Assignment:
Your output should be the entries below, exact in every detail.

Dataset content:
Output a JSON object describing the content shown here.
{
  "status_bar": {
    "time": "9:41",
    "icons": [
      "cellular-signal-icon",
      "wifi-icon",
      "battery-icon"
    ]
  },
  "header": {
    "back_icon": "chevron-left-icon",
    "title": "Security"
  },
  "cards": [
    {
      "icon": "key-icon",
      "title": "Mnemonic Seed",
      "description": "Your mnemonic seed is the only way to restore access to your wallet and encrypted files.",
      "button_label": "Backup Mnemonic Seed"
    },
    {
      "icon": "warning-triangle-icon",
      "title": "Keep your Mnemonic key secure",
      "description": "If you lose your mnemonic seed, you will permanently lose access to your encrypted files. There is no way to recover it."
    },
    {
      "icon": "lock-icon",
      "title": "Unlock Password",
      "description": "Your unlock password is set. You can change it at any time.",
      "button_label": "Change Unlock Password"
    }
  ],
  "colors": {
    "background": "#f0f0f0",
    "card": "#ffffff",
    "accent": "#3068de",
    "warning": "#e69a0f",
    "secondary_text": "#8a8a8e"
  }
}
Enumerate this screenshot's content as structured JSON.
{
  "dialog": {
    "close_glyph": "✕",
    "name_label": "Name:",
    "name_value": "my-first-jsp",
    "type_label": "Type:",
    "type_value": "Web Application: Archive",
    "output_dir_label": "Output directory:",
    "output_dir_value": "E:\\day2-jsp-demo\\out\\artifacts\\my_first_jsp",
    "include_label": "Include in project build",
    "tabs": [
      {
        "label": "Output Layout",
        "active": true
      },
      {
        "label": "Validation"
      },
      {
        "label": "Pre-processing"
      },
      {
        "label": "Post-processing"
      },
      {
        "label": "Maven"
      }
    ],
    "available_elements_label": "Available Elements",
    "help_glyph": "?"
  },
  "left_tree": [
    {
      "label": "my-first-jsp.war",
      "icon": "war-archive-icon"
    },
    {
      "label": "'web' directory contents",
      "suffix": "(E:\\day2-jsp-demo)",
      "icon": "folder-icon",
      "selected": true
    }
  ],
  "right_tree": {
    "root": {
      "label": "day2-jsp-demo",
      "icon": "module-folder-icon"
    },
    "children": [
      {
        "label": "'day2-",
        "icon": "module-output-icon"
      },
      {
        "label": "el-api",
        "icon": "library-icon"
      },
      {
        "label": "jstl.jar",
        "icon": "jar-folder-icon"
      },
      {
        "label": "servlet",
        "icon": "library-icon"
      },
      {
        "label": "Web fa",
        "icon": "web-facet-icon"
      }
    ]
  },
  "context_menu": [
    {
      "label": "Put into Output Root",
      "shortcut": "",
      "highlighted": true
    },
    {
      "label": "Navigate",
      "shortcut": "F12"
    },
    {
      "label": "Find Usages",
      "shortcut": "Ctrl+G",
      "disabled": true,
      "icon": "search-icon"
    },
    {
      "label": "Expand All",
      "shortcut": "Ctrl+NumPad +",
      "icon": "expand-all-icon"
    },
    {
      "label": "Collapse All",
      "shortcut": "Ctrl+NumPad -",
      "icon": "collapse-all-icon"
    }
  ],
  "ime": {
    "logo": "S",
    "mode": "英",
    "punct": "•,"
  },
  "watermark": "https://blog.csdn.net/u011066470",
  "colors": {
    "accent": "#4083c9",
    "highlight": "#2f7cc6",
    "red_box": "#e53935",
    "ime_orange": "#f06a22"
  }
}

Answer section:
Output a JSON object describing the content shown here.
{
  "status_bar": {
    "time": "9:41",
    "icons": [
      "cellular-signal-icon",
      "wifi-icon",
      "battery-icon"
    ]
  },
  "header": {
    "back_icon": "chevron-left-icon",
    "title": "Security"
  },
  "cards": [
    {
      "icon": "key-icon",
      "title": "Mnemonic Seed",
      "description": "Your mnemonic seed is the only way to restore access to your wallet and encrypted files.",
      "button_label": "Backup Mnemonic Seed"
    },
    {
      "icon": "warning-triangle-icon",
      "title": "Keep your Mnemonic key secure",
      "description": "If you lose your mnemonic seed, you will permanently lose access to your encrypted files. There is no way to recover it."
    },
    {
      "icon": "lock-icon",
      "title": "Unlock Password",
      "description": "Your unlock password is set. You can change it at any time.",
      "button_label": "Change Unlock Password"
    }
  ],
  "colors": {
    "background": "#f0f0f0",
    "card": "#ffffff",
    "accent": "#3068de",
    "warning": "#e69a0f",
    "secondary_text": "#8a8a8e"
  }
}
Enumerate this screenshot's content as structured JSON.
{
  "dialog": {
    "close_glyph": "✕",
    "name_label": "Name:",
    "name_value": "my-first-jsp",
    "type_label": "Type:",
    "type_value": "Web Application: Archive",
    "output_dir_label": "Output directory:",
    "output_dir_value": "E:\\day2-jsp-demo\\out\\artifacts\\my_first_jsp",
    "include_label": "Include in project build",
    "tabs": [
      {
        "label": "Output Layout",
        "active": true
      },
      {
        "label": "Validation"
      },
      {
        "label": "Pre-processing"
      },
      {
        "label": "Post-processing"
      },
      {
        "label": "Maven"
      }
    ],
    "available_elements_label": "Available Elements",
    "help_glyph": "?"
  },
  "left_tree": [
    {
      "label": "my-first-jsp.war",
      "icon": "war-archive-icon"
    },
    {
      "label": "'web' directory contents",
      "suffix": "(E:\\day2-jsp-demo)",
      "icon": "folder-icon",
      "selected": true
    }
  ],
  "right_tree": {
    "root": {
      "label": "day2-jsp-demo",
      "icon": "module-folder-icon"
    },
    "children": [
      {
        "label": "'day2-",
        "icon": "module-output-icon"
      },
      {
        "label": "el-api",
        "icon": "library-icon"
      },
      {
        "label": "jstl.jar",
        "icon": "jar-folder-icon"
      },
      {
        "label": "servlet",
        "icon": "library-icon"
      },
      {
        "label": "Web fa",
        "icon": "web-facet-icon"
      }
    ]
  },
  "context_menu": [
    {
      "label": "Put into Output Root",
      "shortcut": "",
      "highlighted": true
    },
    {
      "label": "Navigate",
      "shortcut": "F12"
    },
    {
      "label": "Find Usages",
      "shortcut": "Ctrl+G",
      "disabled": true,
      "icon": "search-icon"
    },
    {
      "label": "Expand All",
      "shortcut": "Ctrl+NumPad +",
      "icon": "expand-all-icon"
    },
    {
      "label": "Collapse All",
      "shortcut": "Ctrl+NumPad -",
      "icon": "collapse-all-icon"
    }
  ],
  "ime": {
    "logo": "S",
    "mode": "英",
    "punct": "•,"
  },
  "watermark": "https://blog.csdn.net/u011066470",
  "colors": {
    "accent": "#4083c9",
    "highlight": "#2f7cc6",
    "red_box": "#e53935",
    "ime_orange": "#f06a22"
  }
}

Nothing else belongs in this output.